Before the Irish squad came through Customs, there was a brief opportunity to meet with officers of the Irish Amateur Boxing Association and Sports Minister Mary Hanafin in a VIP suite.
First through the door was team manager Stephen Connolly followed closely by the formidable Bray sports woman, three times World Champion, Katie Taylor. Behind them came the other Irish boxers, Sinead Kavanagh (Drimnagh), Allana Murphy (Eastside, Belfast) and Ceire Smith (Cavan), coaches Peter Taylor and Zuar Antia and IABA's Director of Boxing Dominic O'Rourke.
Beaming serenely, Katie admitted, "The last two weeks have been the best two weeks of my life."
Tommy Murphy, incoming President of the Irish Amateur Boxing Association, welcomed the world champion with an impassioned speech.
"Katie, your record will ever be passed. And hopefully you'll add to it next year and, of course, the year after," he said. "When the reporters who've been writing about you all week come to pick their sports person of the year I hope they choose you. You are the most famous lady we've ever had in sport in Ireland."
The IABA veteran acknowledged the performances of the other Irish boxers.
"To the girls who went away, we're very thrilled with you," he declared. "You've now seen what championships are all about."
Thanking Minister Hanafin for being present to welcome the Irish team home, Murphy continued: "We've got a lot of young kids coming up, both boys and girls aged 12 and 13, and sadly it's an area we need to look after to help bring this talent through.
"The boxing medals we've seen in the last few years have come from this area. The Association itself, the coaches from the various clubs, put their hands in their pockets to send their teams away because as an Association we haven't got the money.

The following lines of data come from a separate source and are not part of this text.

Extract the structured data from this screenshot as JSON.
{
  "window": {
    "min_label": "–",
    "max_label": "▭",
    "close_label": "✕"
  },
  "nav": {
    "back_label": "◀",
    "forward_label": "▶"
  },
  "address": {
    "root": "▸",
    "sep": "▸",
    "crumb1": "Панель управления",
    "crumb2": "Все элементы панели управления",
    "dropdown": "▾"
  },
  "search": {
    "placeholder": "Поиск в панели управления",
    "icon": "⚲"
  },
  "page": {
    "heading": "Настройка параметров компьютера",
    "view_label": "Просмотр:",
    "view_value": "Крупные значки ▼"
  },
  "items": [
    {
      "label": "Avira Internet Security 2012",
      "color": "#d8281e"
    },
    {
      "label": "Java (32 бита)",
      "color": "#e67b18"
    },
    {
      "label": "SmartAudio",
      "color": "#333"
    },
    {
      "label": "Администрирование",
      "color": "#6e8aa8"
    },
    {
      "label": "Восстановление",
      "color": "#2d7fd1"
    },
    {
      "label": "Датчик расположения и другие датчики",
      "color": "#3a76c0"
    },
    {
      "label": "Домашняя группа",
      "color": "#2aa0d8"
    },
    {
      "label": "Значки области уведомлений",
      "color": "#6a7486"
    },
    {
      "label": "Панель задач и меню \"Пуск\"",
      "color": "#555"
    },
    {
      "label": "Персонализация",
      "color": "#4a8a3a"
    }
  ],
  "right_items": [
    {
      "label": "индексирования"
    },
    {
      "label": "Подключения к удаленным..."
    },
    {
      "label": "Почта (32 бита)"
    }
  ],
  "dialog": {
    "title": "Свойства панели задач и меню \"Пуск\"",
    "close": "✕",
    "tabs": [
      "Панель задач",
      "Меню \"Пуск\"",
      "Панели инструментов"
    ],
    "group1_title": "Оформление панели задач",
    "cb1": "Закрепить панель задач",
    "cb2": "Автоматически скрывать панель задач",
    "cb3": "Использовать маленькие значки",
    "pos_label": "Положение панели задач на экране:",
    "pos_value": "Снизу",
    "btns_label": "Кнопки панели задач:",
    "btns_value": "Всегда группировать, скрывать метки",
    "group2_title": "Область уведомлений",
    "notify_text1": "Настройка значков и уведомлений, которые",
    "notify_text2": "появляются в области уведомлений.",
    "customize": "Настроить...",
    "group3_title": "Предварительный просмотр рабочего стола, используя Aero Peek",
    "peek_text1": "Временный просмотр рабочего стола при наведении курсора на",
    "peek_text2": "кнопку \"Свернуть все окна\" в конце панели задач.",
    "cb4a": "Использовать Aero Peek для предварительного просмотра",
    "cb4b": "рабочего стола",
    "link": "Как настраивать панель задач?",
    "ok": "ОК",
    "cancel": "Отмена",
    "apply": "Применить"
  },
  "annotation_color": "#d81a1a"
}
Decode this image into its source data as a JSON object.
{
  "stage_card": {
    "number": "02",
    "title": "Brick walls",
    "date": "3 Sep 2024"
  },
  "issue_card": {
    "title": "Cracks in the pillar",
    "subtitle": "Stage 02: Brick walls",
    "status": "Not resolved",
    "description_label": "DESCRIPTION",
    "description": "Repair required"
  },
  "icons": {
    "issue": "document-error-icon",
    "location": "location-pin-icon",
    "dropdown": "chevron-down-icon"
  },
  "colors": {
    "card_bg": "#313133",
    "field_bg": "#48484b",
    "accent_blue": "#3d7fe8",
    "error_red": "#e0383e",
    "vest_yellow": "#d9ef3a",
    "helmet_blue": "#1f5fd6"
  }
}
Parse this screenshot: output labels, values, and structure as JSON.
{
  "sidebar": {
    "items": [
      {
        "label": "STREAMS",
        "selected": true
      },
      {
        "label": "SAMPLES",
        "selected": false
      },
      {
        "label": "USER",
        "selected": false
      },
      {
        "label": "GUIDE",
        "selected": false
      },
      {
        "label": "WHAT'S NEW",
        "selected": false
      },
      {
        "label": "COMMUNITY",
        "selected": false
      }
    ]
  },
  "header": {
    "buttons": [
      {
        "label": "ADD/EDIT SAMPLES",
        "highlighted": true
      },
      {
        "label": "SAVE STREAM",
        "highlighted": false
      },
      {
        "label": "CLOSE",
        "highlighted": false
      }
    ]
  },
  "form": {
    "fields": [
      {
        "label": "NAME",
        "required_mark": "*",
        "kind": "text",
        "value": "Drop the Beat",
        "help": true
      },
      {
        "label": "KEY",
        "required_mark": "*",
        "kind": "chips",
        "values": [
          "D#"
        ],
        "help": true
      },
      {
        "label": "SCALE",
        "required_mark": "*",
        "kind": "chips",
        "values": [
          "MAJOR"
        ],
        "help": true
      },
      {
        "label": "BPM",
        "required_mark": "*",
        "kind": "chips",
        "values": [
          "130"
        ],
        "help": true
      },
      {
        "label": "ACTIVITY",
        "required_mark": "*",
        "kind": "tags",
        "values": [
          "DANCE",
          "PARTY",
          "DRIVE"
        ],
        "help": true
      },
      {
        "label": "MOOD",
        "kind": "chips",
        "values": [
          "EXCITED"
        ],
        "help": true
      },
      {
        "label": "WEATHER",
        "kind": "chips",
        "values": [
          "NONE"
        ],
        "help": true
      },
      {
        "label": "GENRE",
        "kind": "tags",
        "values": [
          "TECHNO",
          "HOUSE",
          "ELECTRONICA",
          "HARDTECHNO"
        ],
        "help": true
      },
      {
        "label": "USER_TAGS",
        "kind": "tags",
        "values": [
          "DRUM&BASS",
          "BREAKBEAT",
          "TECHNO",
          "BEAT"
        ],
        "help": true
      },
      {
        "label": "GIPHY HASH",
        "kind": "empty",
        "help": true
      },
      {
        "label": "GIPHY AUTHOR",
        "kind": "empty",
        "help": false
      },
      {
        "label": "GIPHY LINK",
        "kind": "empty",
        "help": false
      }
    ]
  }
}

"We're not looking for millions Minister, just something to keep the conveyor belt of talent producing champions."
The beleaguered Fianna Fail Minister seemed relieved to have a good news story to celebrate. "It's a great day for Katie, for boxing and for Ireland," she declared. "We're all really proud of her. Your ongoing commitment and dedication, and that of the other girls to compete as well, is smashing.
"To be world champion three times in a row lifts the spirit of the whole nation. When things aren't easy for people, we look for our heroes. And Katie Taylor is our hero now. So well done Katie."
As the party moved into the Arrivals area, Katie's coach, her father Peter Taylor, said: "Because Katie comes back all the time winning, everybody thinks this is easy. But she had a very tough semi-final contest and that shows you how difficult it is.
"The Irish support cheering her on lifted Katie in the final round when she was absolutely exhausted and trailing 16-15 down with thirty seconds to go. She'll have five or six weeks off now away from boxing and maybe play a little bit of football and then start training again for the next eighteen months."
Dominic O'Rourke, Director of Boxing, enthused about the Irish support at Katie's bouts.
"The support we got from Digicel, Denis O'Brien's company, was fantastic. Barry O'Brien, CEO in Barbados, closed down the company to allow the staff to come and support us," said O'Rourke.
"An hour and a half before Katie's final we got a phone call from Denis to say he was offering Katie substantial sponsorship for three years. It gave her a major boost.
"It was great timing, especially after the semi-final being so close."